_The problem:_
Search the records for the word "screenshot" and copy each line in which it appears.

[Records — start]

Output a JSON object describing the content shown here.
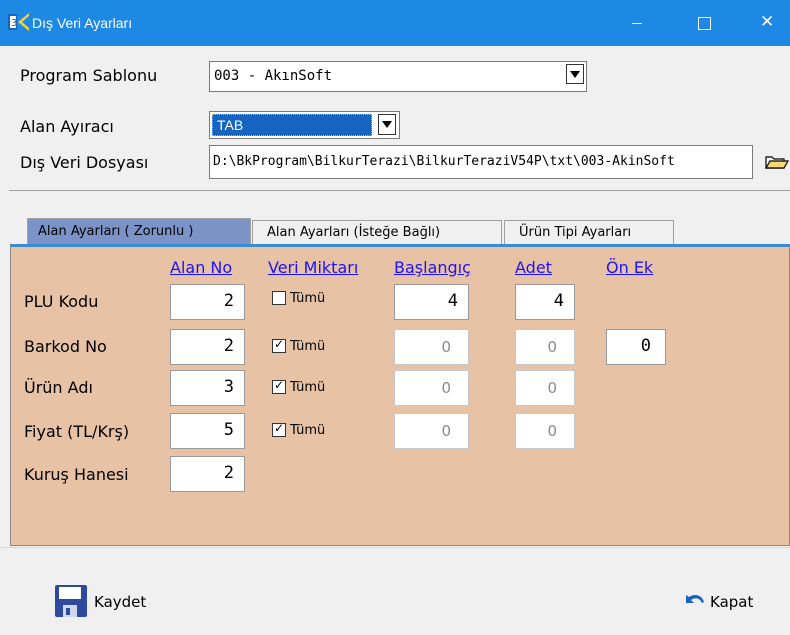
{
  "window": {
    "title": "Dış Veri Ayarları",
    "minimize_icon": "minimize-icon",
    "maximize_icon": "maximize-icon",
    "close_glyph": "✕"
  },
  "form": {
    "program_label": "Program Sablonu",
    "program_value": "003 - AkınSoft",
    "separator_label": "Alan Ayıracı",
    "separator_value": "TAB",
    "file_label": "Dış Veri Dosyası",
    "file_value": "D:\\BkProgram\\BilkurTerazi\\BilkurTeraziV54P\\txt\\003-AkinSoft"
  },
  "tabs": [
    {
      "label": "Alan Ayarları ( Zorunlu )",
      "active": true
    },
    {
      "label": "Alan Ayarları (İsteğe Bağlı)",
      "active": false
    },
    {
      "label": "Ürün Tipi Ayarları",
      "active": false
    }
  ],
  "columns": {
    "alan_no": "Alan No",
    "veri_miktari": "Veri Miktarı",
    "baslangic": "Başlangıç",
    "adet": "Adet",
    "on_ek": "Ön Ek"
  },
  "rows": [
    {
      "label": "PLU Kodu",
      "alan_no": "2",
      "tumu_label": "Tümü",
      "tumu_checked": false,
      "baslangic": "4",
      "adet": "4",
      "enabled": true
    },
    {
      "label": "Barkod No",
      "alan_no": "2",
      "tumu_label": "Tümü",
      "tumu_checked": true,
      "baslangic": "0",
      "adet": "0",
      "on_ek": "0",
      "enabled": false
    },
    {
      "label": "Ürün Adı",
      "alan_no": "3",
      "tumu_label": "Tümü",
      "tumu_checked": true,
      "baslangic": "0",
      "adet": "0",
      "enabled": false
    },
    {
      "label": "Fiyat (TL/Krş)",
      "alan_no": "5",
      "tumu_label": "Tümü",
      "tumu_checked": true,
      "baslangic": "0",
      "adet": "0",
      "enabled": false
    },
    {
      "label": "Kuruş Hanesi",
      "alan_no": "2"
    }
  ],
  "buttons": {
    "save_label": "Kaydet",
    "close_label": "Kapat"
  },
  "colors": {
    "titlebar": "#1e88e5",
    "panel": "#e8c2a5",
    "active_tab": "#7b93c7",
    "link_header": "#1c12ff"
  }
}
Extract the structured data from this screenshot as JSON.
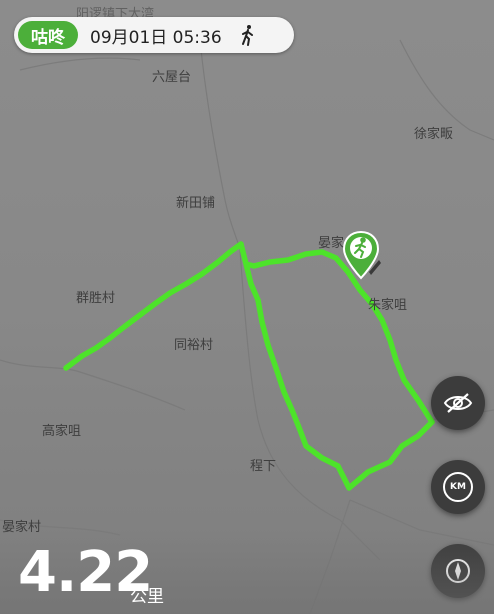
{
  "header": {
    "app_name": "咕咚",
    "datetime": "09月01日 05:36",
    "activity_icon": "walking-person-icon"
  },
  "map": {
    "places": {
      "top": "阳逻镇下大湾",
      "liuwutai": "六屋台",
      "xujiafan": "徐家畈",
      "xintianpu": "新田铺",
      "qunshengcun": "群胜村",
      "tongyucun": "同裕村",
      "yanjiazui_top": "晏家",
      "zhujiazui": "朱家咀",
      "gaojiazui": "高家咀",
      "chengxia": "程下",
      "yanjiacun": "晏家村"
    },
    "route_color": "#4de32a",
    "marker_icon": "runner-pin-icon"
  },
  "controls": {
    "hide_icon": "eye-slash-icon",
    "km_label": "KM",
    "compass_icon": "compass-icon"
  },
  "stats": {
    "distance": "4.22",
    "unit": "公里"
  }
}
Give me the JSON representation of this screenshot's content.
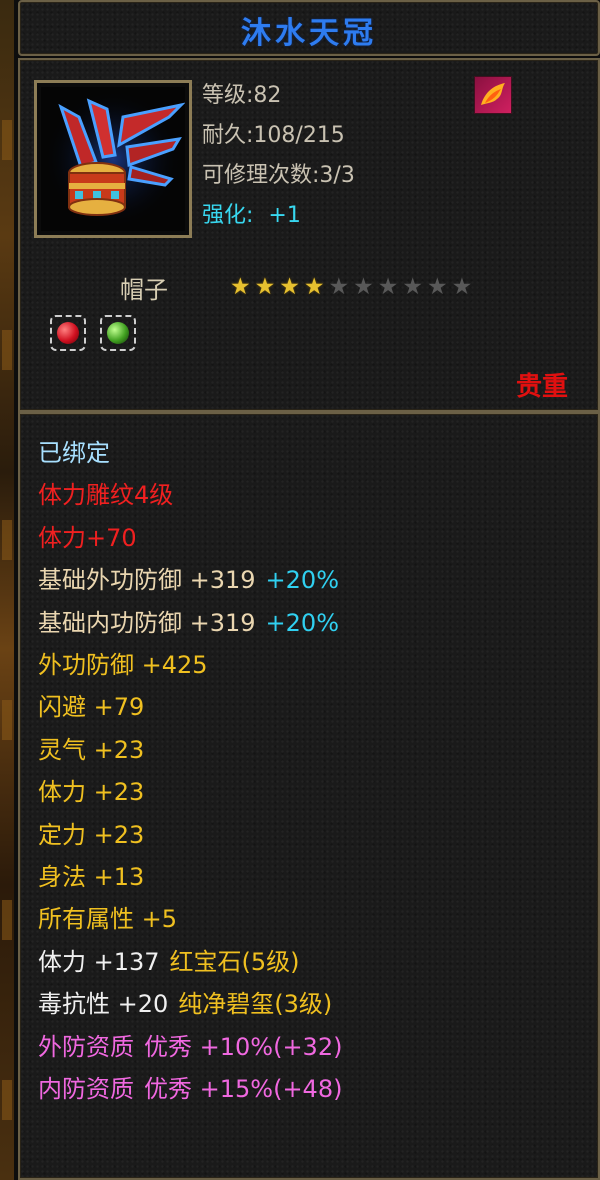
{
  "item": {
    "name": "沐水天冠",
    "level_text": "等级:82",
    "durability_text": "耐久:108/215",
    "repair_text": "可修理次数:3/3",
    "enhance_label": "强化:",
    "enhance_value": "+1",
    "type": "帽子",
    "stars_filled": 4,
    "stars_total": 10,
    "rarity": "贵重",
    "icon": "winged-crown-icon",
    "special_icon": "fire-bird-icon",
    "gems": [
      "red-gem-icon",
      "green-gem-icon"
    ]
  },
  "attributes": [
    {
      "parts": [
        {
          "text": "已绑定",
          "color": "#a8e0ff"
        }
      ]
    },
    {
      "parts": [
        {
          "text": "体力雕纹4级",
          "color": "#f02020"
        }
      ]
    },
    {
      "parts": [
        {
          "text": "体力+70",
          "color": "#f02020"
        }
      ]
    },
    {
      "parts": [
        {
          "text": "基础外功防御  +319",
          "color": "#ead6b0"
        },
        {
          "text": "+20%",
          "color": "#30d0f0"
        }
      ]
    },
    {
      "parts": [
        {
          "text": "基础内功防御  +319",
          "color": "#ead6b0"
        },
        {
          "text": "+20%",
          "color": "#30d0f0"
        }
      ]
    },
    {
      "parts": [
        {
          "text": "外功防御  +425",
          "color": "#f0c020"
        }
      ]
    },
    {
      "parts": [
        {
          "text": "闪避  +79",
          "color": "#f0c020"
        }
      ]
    },
    {
      "parts": [
        {
          "text": "灵气  +23",
          "color": "#f0c020"
        }
      ]
    },
    {
      "parts": [
        {
          "text": "体力  +23",
          "color": "#f0c020"
        }
      ]
    },
    {
      "parts": [
        {
          "text": "定力  +23",
          "color": "#f0c020"
        }
      ]
    },
    {
      "parts": [
        {
          "text": "身法  +13",
          "color": "#f0c020"
        }
      ]
    },
    {
      "parts": [
        {
          "text": "所有属性  +5",
          "color": "#f0c020"
        }
      ]
    },
    {
      "parts": [
        {
          "text": "体力  +137",
          "color": "#f0f0f0"
        },
        {
          "text": "红宝石(5级)",
          "color": "#f0c020"
        }
      ]
    },
    {
      "parts": [
        {
          "text": "毒抗性  +20",
          "color": "#f0f0f0"
        },
        {
          "text": "纯净碧玺(3级)",
          "color": "#f0c020"
        }
      ]
    },
    {
      "parts": [
        {
          "text": "外防资质",
          "color": "#f068e0"
        },
        {
          "text": "优秀 +10%(+32)",
          "color": "#f068e0"
        }
      ]
    },
    {
      "parts": [
        {
          "text": "内防资质",
          "color": "#f068e0"
        },
        {
          "text": "优秀 +15%(+48)",
          "color": "#f068e0"
        }
      ]
    }
  ]
}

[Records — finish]

_Response to the task:_
Extract the structured data from this screenshot as JSON.
Give me the JSON representation of this screenshot's content.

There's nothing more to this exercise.